- EXERCISE GOAL: Scan the entries for lines with the word "label" and copy those lines.

INPUT DATA START

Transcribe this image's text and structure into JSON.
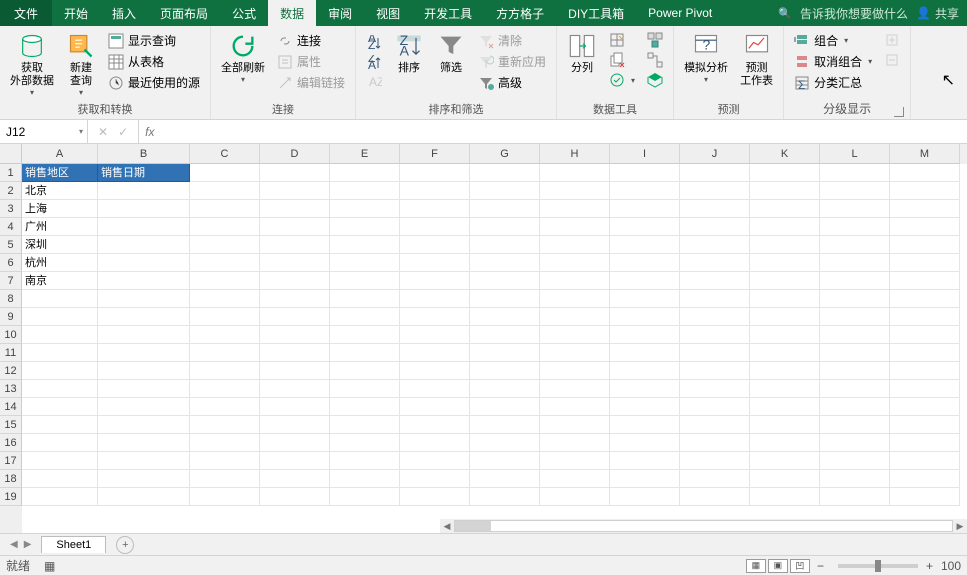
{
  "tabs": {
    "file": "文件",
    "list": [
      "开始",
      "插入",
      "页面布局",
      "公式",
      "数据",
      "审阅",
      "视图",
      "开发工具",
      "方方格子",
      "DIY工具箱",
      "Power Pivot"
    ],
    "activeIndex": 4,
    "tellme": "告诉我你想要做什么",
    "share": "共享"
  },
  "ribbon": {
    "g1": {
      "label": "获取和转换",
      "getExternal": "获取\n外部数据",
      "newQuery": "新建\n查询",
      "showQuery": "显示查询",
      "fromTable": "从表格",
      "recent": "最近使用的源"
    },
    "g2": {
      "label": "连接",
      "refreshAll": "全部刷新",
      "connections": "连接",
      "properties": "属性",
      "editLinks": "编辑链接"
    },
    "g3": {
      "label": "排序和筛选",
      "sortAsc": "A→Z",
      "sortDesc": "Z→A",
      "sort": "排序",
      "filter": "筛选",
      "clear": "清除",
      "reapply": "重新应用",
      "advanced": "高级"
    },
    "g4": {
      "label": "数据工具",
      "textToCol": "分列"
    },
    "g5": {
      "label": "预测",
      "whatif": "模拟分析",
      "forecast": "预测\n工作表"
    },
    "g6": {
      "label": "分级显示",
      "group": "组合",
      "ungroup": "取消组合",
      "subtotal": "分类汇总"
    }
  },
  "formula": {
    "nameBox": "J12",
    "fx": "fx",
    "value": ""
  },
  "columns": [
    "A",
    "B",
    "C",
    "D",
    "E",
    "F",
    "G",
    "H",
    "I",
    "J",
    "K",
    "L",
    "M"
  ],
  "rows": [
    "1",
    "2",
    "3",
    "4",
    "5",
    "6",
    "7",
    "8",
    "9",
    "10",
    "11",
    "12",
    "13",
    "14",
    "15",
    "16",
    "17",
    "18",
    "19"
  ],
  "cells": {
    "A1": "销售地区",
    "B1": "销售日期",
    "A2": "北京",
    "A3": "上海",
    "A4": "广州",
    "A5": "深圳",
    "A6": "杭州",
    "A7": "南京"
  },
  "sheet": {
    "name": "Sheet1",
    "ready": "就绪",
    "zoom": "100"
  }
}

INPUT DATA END

- TASK RESPONSE:
      "label": "获取和转换",
      "label": "连接",
      "label": "排序和筛选",
      "label": "数据工具",
      "label": "预测",
      "label": "分级显示",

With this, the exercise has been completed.